Task input START

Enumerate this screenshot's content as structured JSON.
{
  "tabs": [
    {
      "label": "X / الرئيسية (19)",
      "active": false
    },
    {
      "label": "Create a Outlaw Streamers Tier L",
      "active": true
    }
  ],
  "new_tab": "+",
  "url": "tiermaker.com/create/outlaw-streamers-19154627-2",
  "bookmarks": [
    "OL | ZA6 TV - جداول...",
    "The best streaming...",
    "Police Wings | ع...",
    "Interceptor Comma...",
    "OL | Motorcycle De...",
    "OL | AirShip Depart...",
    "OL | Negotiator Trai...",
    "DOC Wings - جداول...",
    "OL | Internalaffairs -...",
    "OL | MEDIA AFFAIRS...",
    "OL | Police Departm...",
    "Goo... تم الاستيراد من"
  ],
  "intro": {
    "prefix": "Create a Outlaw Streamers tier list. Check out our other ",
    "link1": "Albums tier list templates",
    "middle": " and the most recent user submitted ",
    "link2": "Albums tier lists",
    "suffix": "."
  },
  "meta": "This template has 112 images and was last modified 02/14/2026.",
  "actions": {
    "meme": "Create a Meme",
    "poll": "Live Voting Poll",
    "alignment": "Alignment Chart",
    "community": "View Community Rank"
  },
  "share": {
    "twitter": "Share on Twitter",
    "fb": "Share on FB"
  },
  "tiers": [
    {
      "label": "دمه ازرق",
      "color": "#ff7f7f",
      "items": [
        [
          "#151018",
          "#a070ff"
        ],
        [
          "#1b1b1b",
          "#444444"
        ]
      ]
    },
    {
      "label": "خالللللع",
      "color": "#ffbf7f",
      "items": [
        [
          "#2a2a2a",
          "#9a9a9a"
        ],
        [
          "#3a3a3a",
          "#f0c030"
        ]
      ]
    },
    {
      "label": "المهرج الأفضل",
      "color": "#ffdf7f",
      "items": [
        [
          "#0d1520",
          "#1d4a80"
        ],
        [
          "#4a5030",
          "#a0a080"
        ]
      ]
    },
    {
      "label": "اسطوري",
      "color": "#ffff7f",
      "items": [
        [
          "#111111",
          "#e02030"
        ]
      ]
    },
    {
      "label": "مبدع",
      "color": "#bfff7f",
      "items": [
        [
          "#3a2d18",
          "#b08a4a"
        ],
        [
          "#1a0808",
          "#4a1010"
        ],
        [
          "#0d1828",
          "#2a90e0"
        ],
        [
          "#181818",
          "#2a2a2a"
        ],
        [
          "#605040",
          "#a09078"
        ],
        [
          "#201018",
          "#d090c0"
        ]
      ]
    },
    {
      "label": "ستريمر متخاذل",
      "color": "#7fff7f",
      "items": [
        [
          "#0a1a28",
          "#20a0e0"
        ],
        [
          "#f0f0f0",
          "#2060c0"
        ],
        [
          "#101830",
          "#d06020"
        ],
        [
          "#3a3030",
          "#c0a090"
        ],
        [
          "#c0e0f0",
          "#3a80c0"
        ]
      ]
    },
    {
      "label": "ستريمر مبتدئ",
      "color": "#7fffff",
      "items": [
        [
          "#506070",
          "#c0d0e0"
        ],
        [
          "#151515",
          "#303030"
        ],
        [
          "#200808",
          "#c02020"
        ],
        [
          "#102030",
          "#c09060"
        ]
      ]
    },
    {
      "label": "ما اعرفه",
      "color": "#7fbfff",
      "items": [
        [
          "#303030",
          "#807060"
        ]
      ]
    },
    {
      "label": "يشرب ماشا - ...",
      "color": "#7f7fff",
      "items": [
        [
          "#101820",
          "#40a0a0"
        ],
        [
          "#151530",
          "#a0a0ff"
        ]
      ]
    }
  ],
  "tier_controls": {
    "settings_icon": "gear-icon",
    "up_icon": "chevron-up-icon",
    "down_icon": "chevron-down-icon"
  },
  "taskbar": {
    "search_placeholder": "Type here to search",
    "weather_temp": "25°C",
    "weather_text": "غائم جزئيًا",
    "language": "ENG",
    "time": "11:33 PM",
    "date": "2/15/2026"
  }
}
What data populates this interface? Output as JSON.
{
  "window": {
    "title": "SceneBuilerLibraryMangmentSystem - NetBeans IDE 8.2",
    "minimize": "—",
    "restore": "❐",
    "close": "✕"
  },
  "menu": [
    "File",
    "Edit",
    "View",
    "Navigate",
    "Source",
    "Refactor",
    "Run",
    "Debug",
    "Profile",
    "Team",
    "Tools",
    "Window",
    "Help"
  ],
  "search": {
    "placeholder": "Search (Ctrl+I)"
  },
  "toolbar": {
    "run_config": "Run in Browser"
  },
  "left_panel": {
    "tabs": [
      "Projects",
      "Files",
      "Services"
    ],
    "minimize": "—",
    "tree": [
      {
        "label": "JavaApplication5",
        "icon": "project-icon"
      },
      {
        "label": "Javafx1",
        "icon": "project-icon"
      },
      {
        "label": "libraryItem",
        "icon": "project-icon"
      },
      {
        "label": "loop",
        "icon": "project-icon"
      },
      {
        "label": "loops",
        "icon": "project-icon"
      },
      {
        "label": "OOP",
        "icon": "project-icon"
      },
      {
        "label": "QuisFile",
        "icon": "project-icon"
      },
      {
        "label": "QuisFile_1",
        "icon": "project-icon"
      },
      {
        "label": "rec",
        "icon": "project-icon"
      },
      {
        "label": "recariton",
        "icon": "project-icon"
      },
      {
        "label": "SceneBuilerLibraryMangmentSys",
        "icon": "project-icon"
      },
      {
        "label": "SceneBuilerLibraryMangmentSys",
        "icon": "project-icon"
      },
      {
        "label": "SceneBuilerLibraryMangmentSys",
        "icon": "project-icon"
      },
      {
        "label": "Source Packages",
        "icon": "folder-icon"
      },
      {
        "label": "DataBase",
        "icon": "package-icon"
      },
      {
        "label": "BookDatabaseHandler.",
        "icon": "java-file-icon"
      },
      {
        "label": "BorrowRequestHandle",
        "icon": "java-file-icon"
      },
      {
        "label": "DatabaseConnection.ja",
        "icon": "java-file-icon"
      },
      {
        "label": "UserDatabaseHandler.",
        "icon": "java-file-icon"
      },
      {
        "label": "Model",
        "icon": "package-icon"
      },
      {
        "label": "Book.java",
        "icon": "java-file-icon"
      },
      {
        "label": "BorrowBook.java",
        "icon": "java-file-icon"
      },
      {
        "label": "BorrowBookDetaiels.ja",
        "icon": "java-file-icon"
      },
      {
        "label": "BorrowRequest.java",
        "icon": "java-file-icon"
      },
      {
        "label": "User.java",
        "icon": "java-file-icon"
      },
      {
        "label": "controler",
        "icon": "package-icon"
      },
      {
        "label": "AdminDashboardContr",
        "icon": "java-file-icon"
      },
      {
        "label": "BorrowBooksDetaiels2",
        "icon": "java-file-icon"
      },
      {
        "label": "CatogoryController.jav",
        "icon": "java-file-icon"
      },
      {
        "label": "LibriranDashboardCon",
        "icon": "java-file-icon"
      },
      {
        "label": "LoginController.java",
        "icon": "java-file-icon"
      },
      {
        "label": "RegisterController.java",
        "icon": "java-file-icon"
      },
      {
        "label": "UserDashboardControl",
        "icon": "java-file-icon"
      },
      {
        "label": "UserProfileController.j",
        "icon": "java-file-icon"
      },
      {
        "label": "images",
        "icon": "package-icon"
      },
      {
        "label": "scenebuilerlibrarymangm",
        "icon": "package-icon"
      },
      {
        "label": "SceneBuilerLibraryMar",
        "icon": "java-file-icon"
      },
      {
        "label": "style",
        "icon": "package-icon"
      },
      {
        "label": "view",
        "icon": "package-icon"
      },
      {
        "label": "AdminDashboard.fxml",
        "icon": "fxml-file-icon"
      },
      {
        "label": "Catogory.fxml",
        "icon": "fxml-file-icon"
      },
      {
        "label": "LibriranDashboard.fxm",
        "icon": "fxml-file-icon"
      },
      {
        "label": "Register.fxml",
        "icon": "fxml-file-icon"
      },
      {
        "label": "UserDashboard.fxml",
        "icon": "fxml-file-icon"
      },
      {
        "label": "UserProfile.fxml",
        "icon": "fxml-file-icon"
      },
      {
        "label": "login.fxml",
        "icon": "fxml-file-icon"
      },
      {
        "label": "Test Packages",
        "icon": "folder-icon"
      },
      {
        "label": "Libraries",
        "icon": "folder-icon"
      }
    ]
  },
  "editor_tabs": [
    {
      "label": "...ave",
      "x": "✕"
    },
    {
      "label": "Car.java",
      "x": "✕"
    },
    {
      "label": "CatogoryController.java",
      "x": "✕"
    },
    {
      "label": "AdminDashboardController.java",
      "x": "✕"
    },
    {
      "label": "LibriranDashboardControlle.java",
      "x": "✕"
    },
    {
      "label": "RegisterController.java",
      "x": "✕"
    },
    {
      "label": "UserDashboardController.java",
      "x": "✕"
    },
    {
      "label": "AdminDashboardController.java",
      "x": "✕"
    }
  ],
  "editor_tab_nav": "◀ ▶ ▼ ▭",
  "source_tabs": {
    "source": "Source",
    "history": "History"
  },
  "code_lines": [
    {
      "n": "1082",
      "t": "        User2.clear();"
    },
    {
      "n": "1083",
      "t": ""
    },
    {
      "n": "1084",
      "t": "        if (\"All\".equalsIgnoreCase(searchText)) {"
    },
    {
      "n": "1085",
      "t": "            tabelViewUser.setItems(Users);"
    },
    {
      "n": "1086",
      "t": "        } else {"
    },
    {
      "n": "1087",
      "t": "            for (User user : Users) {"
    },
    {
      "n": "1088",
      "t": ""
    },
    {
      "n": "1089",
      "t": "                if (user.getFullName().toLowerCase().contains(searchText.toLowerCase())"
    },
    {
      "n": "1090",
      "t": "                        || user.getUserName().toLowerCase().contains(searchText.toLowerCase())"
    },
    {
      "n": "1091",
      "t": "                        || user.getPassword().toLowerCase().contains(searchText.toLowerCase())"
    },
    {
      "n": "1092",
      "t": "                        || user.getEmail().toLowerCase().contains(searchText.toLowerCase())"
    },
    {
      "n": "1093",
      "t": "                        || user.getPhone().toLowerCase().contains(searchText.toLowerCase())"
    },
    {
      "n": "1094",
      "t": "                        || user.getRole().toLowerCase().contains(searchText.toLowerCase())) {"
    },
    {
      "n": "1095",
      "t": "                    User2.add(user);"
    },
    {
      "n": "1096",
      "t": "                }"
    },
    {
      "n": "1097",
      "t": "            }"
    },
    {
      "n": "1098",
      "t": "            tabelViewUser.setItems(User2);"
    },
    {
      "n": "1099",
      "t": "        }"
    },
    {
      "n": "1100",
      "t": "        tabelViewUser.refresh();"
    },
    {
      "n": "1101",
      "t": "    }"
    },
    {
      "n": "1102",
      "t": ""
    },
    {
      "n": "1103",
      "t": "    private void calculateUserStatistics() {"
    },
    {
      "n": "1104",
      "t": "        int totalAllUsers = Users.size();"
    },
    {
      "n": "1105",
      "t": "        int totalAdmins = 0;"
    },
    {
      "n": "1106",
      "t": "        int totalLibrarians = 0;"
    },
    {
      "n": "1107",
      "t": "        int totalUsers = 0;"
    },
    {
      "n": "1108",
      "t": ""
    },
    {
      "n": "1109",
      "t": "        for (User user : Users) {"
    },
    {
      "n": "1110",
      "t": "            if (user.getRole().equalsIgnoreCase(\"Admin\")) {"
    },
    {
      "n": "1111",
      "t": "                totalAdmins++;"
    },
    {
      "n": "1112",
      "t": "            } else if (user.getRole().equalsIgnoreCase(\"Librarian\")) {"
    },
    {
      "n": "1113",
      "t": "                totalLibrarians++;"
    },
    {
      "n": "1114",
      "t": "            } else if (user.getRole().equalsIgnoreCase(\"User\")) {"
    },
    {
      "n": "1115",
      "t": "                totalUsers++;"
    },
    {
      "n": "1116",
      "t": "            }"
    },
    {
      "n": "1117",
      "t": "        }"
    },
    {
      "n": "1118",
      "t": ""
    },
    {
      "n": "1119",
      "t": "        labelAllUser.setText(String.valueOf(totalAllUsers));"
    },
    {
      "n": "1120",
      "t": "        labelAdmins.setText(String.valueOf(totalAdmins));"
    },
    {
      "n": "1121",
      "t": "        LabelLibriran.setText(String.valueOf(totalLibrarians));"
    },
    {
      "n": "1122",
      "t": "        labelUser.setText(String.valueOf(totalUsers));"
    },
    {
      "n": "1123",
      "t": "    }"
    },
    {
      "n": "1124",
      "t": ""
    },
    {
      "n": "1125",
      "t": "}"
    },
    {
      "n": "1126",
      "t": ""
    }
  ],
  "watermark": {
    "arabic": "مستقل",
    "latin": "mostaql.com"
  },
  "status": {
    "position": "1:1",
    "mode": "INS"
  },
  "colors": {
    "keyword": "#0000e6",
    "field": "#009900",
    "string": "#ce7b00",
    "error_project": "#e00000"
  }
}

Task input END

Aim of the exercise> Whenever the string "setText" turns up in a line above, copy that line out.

The answer>
      "t": "        labelAllUser.setText(String.valueOf(totalAllUsers));"
      "t": "        labelAdmins.setText(String.valueOf(totalAdmins));"
      "t": "        LabelLibriran.setText(String.valueOf(totalLibrarians));"
      "t": "        labelUser.setText(String.valueOf(totalUsers));"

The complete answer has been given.